The Liberal government of Jean Chrétien is promising to increase funding to the federal granting councils to provide greater support for graduate studies and research.
The announcement came on Sept. 30 in the federal speech from the throne which also promised major long-term commitments for health care, the environment and urban infrastructure.
CAUT president Victor Catano says that aside from the pledge of more support for graduate students, the throne speech largely reiterates already announced initiatives for Canada's universities and colleges.
"For a throne speech that was supposed to be about building a legacy, there are an awful lot of recycled announcements," Catano stated.
Many of the initiatives outlined in the speech to improve Canada's innovation performance, for instance, are taken directly from the government's white papers on the subject released earlier this year. The throne speech promises Ottawa will "work with universities on the indirect costs of research and on strategies for its commercialization."
The throne speech also confirmed the government's plan to implement a national system for regulating research involving humans, including establishing national research ethics and standards.
In its report issued last year, CAUT's committee of inquiry into the Nancy Olivieri affair recommended a major overhaul of the regulation of research involving human subjects.

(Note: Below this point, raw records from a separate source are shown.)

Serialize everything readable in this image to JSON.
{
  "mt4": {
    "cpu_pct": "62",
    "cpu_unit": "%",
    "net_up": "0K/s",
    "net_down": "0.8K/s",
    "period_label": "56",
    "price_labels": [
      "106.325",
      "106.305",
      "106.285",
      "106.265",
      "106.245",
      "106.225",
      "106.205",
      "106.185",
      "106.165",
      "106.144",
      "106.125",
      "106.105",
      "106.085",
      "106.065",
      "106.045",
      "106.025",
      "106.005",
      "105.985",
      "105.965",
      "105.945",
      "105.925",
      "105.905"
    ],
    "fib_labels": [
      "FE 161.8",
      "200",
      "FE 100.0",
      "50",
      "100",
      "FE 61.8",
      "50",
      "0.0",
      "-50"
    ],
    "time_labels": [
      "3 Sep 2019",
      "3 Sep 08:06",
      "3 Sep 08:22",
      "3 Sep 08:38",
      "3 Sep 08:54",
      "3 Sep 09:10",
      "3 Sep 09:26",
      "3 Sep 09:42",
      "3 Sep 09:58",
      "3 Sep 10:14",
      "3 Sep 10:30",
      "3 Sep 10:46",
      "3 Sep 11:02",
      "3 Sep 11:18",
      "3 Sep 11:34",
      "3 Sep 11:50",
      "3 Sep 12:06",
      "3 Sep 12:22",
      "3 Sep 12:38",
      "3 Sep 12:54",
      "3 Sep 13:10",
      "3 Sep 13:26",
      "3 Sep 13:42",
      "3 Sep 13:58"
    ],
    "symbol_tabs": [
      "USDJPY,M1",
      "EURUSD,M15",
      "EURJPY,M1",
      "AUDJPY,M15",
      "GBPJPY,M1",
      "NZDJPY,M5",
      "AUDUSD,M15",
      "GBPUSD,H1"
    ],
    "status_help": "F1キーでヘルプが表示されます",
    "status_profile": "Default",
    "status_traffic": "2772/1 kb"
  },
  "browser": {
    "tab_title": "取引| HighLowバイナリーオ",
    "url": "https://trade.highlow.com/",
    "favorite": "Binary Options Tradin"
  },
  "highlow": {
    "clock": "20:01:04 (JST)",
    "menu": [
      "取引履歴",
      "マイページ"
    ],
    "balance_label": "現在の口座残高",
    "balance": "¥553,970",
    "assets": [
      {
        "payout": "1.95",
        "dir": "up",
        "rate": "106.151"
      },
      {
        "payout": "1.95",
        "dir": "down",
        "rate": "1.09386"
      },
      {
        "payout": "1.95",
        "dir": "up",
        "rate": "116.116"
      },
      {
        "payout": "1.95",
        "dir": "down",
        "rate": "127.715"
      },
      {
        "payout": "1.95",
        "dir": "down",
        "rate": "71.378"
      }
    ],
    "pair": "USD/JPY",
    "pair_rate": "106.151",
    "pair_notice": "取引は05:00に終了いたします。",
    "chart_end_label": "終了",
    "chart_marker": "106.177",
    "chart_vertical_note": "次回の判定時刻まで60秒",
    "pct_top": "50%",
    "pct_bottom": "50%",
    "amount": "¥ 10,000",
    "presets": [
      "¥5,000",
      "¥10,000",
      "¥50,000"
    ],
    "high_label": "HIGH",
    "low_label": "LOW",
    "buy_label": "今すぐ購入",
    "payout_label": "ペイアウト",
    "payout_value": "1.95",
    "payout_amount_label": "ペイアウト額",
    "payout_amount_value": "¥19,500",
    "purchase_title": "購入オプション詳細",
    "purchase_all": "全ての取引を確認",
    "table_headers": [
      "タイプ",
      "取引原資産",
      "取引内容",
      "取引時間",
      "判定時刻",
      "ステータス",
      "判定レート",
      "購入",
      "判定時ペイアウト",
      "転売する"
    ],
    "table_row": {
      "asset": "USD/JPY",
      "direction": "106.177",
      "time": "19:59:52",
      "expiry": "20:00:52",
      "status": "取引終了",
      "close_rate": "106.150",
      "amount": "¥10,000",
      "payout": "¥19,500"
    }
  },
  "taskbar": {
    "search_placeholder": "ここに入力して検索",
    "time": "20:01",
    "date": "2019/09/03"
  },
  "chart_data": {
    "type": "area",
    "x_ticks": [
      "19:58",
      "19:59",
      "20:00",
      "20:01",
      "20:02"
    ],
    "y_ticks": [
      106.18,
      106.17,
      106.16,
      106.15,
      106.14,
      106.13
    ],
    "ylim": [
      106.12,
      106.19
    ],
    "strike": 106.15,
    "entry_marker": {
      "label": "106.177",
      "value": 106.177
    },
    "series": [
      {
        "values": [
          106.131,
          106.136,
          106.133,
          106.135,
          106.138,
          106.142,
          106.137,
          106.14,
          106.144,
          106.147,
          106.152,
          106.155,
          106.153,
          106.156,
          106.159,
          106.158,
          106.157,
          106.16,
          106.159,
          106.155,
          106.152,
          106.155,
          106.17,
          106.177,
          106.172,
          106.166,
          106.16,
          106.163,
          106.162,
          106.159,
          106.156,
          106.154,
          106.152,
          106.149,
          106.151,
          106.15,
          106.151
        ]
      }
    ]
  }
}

"We are pleased to see that the government is taking this issue seriously," Catano said.